Referred to as ‘twitching’, competitive birding has reportedly become an obsession with some birders as they attempt to beat rivals at adding birds to their list. While this activity is very popular in the United States, according to those in the know…
Featuring more than 1,300 maps describing patterns of distribution for nearly 300 bird species, the new British Trust for Ornithology (BTO) Bird Atlas 2007-11 has recently been released to the public. This comprehensive study of bird distribution trends in Britain and Ireland was compiled from data gathered by more than 40,000 volunteers over a period of four summers…
Bird watching as a hobby has been traced back to the late-18th century as portrayed in the works of English naturalists and ornithologists Gilbert White, Thomas Bewick and George Montagu…
The hen harrier is one of the most endangered birds of prey in Britain. Their numbers have fallen incredibly in England in the past, with just ten breeding pairs having been counted last year. While this bird species was once very widespread across Britain, it now seems its domain is limited mainly to Scotland where there are about 630 breeding pairs.
The Common Cuckoo (Cuculus canorus) is a medium-sized bird that averages between 32 to 37 centimeters in length. The males have solid gray coloring over their heads, neck and wings. Their bellies are white with gray to black stripes, dark gray tail feathers and black eyes. Bills are pointed and black of color. The female [...]
The House Sparrow (Passer domesticus) is known the world over for its gregarious, lively behavior. A master of adaptation and great opportunist, this remarkable little bird has gone on to colonize countries the world over. Despite its longstanding relationship with urban man, House Sparrows have sadly been declining in numbers even being added to the [...]
Previously birds such as the cuckoo, turtle dove and nightingale were thought to be amongst the worldâ€™s most common bird species. However it seems that even these birds are now at risk, with each of these species suffering massive slumps in their overall population numbers during the past half century.
Considered to be on the brink of extinction in Britain just over a decade ago, the bittern has made a remarkable come-back, with the species enjoying its best recorded nesting season in the past 130 years. The loud â€œboomingâ€ mating call of the bittern assisted conservationists in tracking the birds, resulting in a count of 75 males, an astonishing 47 percent increase on last yearâ€™s numbers and nearly seven times as many as the 11 which were counted in 1997.
It seems that a group of rare two-barred crossbills â€˜lookedâ€™ at their internal compasses a little cross-eyed since they took a wrong turn and ended up in a remote, windswept outcrop of Scottish islands.
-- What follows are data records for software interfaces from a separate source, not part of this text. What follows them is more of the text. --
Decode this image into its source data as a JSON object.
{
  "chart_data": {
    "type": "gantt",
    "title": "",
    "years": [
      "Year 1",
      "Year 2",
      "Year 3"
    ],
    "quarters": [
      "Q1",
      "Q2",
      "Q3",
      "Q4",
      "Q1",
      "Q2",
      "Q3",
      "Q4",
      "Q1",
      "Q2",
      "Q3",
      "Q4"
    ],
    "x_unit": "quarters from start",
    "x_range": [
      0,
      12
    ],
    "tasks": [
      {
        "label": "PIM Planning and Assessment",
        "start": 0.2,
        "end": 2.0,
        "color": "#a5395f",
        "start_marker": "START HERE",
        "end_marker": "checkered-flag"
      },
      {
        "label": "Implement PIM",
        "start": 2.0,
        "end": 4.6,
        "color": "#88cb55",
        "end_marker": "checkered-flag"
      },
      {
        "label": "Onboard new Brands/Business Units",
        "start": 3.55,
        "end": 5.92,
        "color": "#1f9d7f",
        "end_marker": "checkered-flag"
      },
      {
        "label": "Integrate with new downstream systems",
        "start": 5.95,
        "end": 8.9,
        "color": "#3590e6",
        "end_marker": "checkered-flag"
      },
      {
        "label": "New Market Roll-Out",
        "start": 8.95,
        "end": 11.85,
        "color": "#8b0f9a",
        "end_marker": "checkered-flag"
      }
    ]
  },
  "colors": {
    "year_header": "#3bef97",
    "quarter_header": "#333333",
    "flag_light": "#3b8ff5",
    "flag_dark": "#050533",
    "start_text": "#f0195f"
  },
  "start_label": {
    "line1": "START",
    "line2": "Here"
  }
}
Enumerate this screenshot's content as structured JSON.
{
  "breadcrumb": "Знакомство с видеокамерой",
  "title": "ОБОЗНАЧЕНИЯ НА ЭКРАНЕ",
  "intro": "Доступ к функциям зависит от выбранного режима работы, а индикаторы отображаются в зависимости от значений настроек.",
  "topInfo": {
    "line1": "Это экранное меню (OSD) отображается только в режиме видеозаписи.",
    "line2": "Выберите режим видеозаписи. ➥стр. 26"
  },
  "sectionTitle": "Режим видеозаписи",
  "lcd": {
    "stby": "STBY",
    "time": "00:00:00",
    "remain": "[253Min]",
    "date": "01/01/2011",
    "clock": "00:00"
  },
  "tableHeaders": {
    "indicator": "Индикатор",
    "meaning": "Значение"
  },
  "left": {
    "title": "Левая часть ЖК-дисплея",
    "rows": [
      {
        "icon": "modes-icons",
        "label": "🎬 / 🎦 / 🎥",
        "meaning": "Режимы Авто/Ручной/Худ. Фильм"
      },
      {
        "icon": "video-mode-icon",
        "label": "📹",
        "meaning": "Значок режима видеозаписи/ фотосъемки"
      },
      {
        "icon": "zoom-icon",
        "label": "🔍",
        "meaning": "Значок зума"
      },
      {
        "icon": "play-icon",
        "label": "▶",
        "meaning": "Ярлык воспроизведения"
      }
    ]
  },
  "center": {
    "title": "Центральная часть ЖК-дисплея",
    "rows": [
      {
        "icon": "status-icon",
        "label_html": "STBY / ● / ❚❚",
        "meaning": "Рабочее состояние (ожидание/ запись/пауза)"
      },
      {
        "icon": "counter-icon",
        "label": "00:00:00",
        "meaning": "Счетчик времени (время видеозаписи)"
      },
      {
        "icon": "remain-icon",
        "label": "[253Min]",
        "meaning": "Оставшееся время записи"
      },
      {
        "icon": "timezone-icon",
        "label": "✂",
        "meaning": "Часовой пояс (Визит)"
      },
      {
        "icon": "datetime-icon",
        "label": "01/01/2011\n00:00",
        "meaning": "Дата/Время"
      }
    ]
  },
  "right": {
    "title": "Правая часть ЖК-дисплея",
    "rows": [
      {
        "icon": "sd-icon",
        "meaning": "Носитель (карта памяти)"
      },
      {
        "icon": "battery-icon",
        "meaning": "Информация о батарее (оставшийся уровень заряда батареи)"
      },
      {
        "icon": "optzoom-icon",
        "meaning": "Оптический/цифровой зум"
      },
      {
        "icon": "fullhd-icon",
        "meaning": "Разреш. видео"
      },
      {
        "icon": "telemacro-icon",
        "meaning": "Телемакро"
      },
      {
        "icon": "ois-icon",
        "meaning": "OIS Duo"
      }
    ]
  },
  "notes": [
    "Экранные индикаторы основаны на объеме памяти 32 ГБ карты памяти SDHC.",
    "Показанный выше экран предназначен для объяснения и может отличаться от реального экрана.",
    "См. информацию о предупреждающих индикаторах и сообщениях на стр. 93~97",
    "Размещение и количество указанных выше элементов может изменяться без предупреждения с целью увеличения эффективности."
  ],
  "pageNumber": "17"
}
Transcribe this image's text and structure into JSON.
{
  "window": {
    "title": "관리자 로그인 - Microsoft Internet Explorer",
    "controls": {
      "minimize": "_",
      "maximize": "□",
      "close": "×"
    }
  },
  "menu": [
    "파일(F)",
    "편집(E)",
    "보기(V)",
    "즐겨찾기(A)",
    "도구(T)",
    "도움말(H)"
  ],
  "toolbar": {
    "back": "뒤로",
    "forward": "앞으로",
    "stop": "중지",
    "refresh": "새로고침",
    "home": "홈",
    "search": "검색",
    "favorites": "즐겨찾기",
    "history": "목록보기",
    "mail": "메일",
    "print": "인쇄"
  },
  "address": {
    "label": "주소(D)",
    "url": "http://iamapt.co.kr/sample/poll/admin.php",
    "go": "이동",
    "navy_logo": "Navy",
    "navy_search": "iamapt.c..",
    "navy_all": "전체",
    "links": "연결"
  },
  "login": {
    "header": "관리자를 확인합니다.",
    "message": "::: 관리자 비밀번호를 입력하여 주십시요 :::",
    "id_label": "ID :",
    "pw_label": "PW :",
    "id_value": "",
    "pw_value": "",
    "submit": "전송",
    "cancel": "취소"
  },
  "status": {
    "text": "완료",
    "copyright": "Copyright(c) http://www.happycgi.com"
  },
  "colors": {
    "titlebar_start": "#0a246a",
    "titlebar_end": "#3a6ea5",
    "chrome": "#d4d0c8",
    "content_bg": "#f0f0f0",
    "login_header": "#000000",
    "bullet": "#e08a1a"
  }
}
No doubt the birds came in search of food but it is unlikely that theyâ€™re going to find their favorite snack â€“ larch and spruce cones â€“ this far north.
Itâ€™s been an incredible 41 years since the razorbill chick was born and ringed and now it seems that a British razorbill is completely dominating previous bird age records. The razorbill, known as razorbill M23170, has been crowned the oldest bird of its kind in Britain. It wasnâ€™t a tough decision to make since the average lifespan of a razorbill is just 13 years.